Two lawmakers from Miami-Dade County have proposed a pilot program for certain districts and schools that would separate elementary school classes into boys-only and girls-only classes in core subject areas. While boys and girls would still share lunch and recess, they would sit through math, reading, and other subjects with only their same-sex peers.
Though Rep. Diaz and Sen. Flores might mean well, their proposal is flawed‚Äìif not discriminatory. They believe it will lead to classrooms where students can be given ‚Äúdiverse educational settings‚Äù that also help accommodate the ways they ‚Äúlearn differently.‚Äù

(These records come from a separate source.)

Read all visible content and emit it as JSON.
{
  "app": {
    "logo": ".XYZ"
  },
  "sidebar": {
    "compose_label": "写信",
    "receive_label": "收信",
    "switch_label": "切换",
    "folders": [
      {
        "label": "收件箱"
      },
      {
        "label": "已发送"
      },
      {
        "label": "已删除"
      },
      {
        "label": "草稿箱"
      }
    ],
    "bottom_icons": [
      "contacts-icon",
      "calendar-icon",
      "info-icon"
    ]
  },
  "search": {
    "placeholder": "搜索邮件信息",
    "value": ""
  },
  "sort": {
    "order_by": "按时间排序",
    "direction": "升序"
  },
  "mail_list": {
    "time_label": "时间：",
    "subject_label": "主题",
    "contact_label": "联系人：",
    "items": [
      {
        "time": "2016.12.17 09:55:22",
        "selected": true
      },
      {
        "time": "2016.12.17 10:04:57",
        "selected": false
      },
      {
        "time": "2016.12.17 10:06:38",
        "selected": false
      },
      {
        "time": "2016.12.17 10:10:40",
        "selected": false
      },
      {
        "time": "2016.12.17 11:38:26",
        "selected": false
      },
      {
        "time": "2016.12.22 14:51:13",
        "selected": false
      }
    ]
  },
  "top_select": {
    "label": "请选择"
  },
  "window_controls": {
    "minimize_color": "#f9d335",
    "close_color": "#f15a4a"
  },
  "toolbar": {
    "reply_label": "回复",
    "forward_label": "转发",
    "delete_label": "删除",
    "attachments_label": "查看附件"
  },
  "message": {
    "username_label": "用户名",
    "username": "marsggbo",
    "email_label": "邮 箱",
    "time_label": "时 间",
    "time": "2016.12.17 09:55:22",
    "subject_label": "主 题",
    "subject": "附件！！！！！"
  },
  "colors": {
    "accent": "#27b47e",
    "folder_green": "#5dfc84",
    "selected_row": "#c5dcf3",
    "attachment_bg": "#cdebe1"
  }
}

This leads to a firestorm: So only boys and girls learn differently from one another? What about children who identify with or as the other sex, feel uncomfortable around their same-sex peers, or simply have more friends of the opposite sex? What about bullying between two boys or two girls? What about all the scientific data that shows that kids learn differently simply because each child is unique, not because they are boys or girls?
As someone who went to coeducational schools and found more camaraderie among peers of the opposite sex, these are fundamental questions we must ask about our future generations. While separating the sexes might stop some bullying or help some children who are nervous around the opposite sex, it is not the solution for the myriad of gender problems that plague today‚Äôs societies.
Coeducation is a major benefit for children of both sexes. It teaches boys and girls that they can‚Äìand should‚Äìlearn from, respect, and work with one another. Coeducation allows children to recognize and respect the differences between the sexes and how to understand and work with them, which is vital in today‚Äôs working world. It also teaches children that they can, and will, succeed with the other gender present. This is vital in a world where girls‚Äô education is a powerful force: we can see it even now, where girls education is transforming the earning potential of families, villages, regions, and even countries.
While I believe that parents have a right to choose to send their kids to all-girls or all-boys schools/classes, I don‚Äôt think that should be a part of standard public education. The ‚Äúpublic‚Äù includes everyone, regardless of his or her biological gender. If the state of Florida chooses to offer charter or special schools based on this model to make such educational options affordable for parents, okay. But don‚Äôt offer it in certain districts and not others, and give parents the choice on how their children will be educated.
Separating boys and girls is too reminiscent of racial segregation. It conjures up images of children being raised to be more aware of the differences between the sexes than the commonalities and of privileging certain abilities in males over females and vice versa. What would such segregation due to the strides we‚Äôve made in girls pursuing STEM careers, in equal pay for equal work, or in even our most basic perceptions of one another?
So, my darling home state, take a lesson from history: integration, not segregation, if you want a populace that‚Äôs unique, united, accepting, and on the path to understanding, and maybe even appreciating, one another and how our differences make us better learners, do-ers, and leaders.
Girl Museum Inc.